Every year dozens of large multinational corporations make huge profits in the lucrative American consumer market. But thanks to clever profit shifting, they can avoid much of their US corporate tax obligations. In fact, a study by the Coalition for a Prosperous America (CPA) found that the US’s 500 largest publicly traded companies avoided paying around $ 97.8 billion in taxes to the US Treasury Department in 2019.
The European Union is facing similar problems – and is quite upset that Alphabet is going to go, -0.59%,
Amazon AMZN, + 0.22%,
and other large digital companies are constantly shifting their profits to tax havens.
In response, the Organization for Economic Co-operation and Development (OECD) is negotiating an agreement that requires a minimum global corporate tax of 15%. At the same time, the OECD is also calling for a “Pillar 1” tax shift, in which the 100 largest corporations in the world finally have to pay taxes in the countries in which they actually sell products.
Taxed where they sell
Essentially, the OECD relies on a system of “sales factor distribution” (SFA). This means that a company has to pay a fixed tax rate on its profits – and can no longer move any part of that profit to a tax haven. Pillar 1 may not be perfect, but it is the first approach in a long time that could actually help put domestic businesses on a more competitive footing.
It is good that Pillar 1 recognizes the shortcomings of the current international tax system. And it is responding by introducing a new tax approach based specifically on a company’s sales – and profits – that would destroy the effectiveness of tax havens for good.
Unfortunately, the latest version of the Pillar 1 proposal contains some unhelpful limits for its application to overseas and US multinationals. Specifically, the OECD proposes that Pillar 1 should only be imposed on multinational corporations with an annual turnover of over 20 billion euros – the equivalent of 23 billion US dollars.
This is unfortunate, because many companies that have outsourced their production to China are making massive profits – even if they generate less than 20 billion euros annually. In response, Georgia Republican MP Drew Ferguson interviewed Treasury Secretary Janet Yellen at a recent House Ways and Means Committee hearing. Ferguson wanted to know how American Pillar 1 multinationals would be affected compared to their Chinese counterparts.
Ferguson’s point of view is well taken. Congress should be concerned about any lack of reciprocity between US taxation of foreign companies and taxation of US companies by other countries. But Congress should be even more concerned that multinational corporations have been using tax havens for years – and paying a far lower effective tax rate than many hard-working domestic companies.
When the Coalition for a Prosperous America investigated corporate profit shifting, it found that multinational corporations only pay an effective corporate tax rate of 8.7%. That is far less than many domestic companies.
Such a large difference in effective tax rates has proven to be a serious disadvantage for local businesses that actually set factories and jobs in the United States. This is why a “sales factor” system – as negotiated by the OECD – would be such a turning point. It could finally put US firms on a more even footing with their massive multinational rivals.

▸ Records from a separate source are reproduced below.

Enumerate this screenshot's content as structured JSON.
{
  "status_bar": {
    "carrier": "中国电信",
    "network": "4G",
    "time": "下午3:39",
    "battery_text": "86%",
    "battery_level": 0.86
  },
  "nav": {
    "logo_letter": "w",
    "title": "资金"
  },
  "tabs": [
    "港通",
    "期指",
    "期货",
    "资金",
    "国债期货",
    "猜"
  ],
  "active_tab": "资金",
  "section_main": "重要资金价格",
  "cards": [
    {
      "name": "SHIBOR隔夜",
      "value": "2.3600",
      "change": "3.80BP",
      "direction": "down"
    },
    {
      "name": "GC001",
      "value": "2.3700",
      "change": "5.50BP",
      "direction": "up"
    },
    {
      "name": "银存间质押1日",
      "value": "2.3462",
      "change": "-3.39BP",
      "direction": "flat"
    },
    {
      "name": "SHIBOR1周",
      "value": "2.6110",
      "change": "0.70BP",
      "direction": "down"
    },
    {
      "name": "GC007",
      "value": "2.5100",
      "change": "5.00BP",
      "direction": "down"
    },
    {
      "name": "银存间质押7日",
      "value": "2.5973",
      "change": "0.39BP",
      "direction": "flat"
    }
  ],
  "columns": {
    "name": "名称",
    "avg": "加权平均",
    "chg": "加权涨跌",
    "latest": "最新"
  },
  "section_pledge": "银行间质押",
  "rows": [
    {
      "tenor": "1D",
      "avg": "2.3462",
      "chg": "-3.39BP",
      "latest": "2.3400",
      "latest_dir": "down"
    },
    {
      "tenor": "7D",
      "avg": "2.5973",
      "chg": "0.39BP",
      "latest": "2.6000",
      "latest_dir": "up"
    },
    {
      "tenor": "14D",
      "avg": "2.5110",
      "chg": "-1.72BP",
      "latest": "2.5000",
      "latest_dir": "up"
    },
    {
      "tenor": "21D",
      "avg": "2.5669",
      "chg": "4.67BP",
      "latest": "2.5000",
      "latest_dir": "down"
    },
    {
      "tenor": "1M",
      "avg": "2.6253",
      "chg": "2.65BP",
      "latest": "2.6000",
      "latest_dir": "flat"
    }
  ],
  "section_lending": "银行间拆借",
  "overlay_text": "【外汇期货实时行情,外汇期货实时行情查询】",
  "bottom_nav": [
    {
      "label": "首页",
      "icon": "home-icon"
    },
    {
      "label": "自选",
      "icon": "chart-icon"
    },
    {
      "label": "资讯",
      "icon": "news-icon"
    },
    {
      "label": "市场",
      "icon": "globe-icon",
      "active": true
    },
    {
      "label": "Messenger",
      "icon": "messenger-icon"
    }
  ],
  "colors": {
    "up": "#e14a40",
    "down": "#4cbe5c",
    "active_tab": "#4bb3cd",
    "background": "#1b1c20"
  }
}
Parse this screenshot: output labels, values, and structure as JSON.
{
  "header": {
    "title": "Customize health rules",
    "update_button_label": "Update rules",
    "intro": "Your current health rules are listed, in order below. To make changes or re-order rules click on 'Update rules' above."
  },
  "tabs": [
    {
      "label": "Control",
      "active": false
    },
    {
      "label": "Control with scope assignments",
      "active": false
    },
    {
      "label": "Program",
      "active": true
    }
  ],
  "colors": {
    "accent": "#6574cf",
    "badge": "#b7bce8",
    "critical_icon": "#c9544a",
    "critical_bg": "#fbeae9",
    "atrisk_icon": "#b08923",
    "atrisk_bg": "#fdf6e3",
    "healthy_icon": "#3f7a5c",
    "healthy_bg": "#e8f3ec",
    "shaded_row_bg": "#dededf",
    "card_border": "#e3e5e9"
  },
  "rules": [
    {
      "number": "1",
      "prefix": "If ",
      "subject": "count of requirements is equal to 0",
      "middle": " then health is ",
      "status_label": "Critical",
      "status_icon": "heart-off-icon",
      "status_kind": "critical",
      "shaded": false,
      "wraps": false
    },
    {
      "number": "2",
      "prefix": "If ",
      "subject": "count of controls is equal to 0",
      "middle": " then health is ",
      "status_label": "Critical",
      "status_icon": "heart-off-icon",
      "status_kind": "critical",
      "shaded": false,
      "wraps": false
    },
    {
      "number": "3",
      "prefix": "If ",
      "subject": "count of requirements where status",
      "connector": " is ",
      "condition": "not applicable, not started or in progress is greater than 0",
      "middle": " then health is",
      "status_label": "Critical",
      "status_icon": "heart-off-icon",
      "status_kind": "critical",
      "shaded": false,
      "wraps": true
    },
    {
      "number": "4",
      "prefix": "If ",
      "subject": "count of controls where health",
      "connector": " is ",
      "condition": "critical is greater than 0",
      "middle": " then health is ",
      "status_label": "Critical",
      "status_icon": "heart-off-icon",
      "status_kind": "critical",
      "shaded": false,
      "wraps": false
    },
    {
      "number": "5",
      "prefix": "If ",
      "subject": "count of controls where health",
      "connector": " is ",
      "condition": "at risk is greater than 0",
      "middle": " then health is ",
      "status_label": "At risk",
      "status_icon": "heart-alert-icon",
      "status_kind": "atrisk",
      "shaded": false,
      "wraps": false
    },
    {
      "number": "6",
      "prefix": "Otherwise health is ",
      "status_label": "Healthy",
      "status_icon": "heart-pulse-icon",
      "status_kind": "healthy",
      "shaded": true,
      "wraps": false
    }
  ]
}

Unfortunately, the current Pillar 1 proposal with multinational profits is still too generous. It gives too much leeway to the largest 100 companies, saying that only companies whose profits account for 10% or more of annual sales would be subject to Pillar 1 at 21% corporate income tax.
As Congress is considering the OECD’s proposal, it should insist on the full and widespread use of the “revenue factor allocation” – and not on an arbitrary Top 100. This could help reduce or eliminate loopholes for foreign companies. including those with similar “low profitability” that compete fairly successfully in the US market.
Congress must give priority to protecting domestic businesses – those that actually hire and employ US workers. As Washington is looking at Pillar 1, it should have a tax system that helps domestic businesses, not their multinational competitors.
The OECD’s Pillar 1 is not perfect, but it offers the first tangible step towards greater tax equity for US domestic companies that are constantly fighting a tough battle against global multinational corporations.
David Morse is a director of tax policy for the Coalition for a Prosperous America Education Fund. Follow him on Twitter @CentristinIdaho.
What a global minimum corporate tax rate of 15% means for the stock market
This is a now-or-never moment to make US manufacturing more competitive
The US must put the vital semiconductor industry above Wall Street’s interests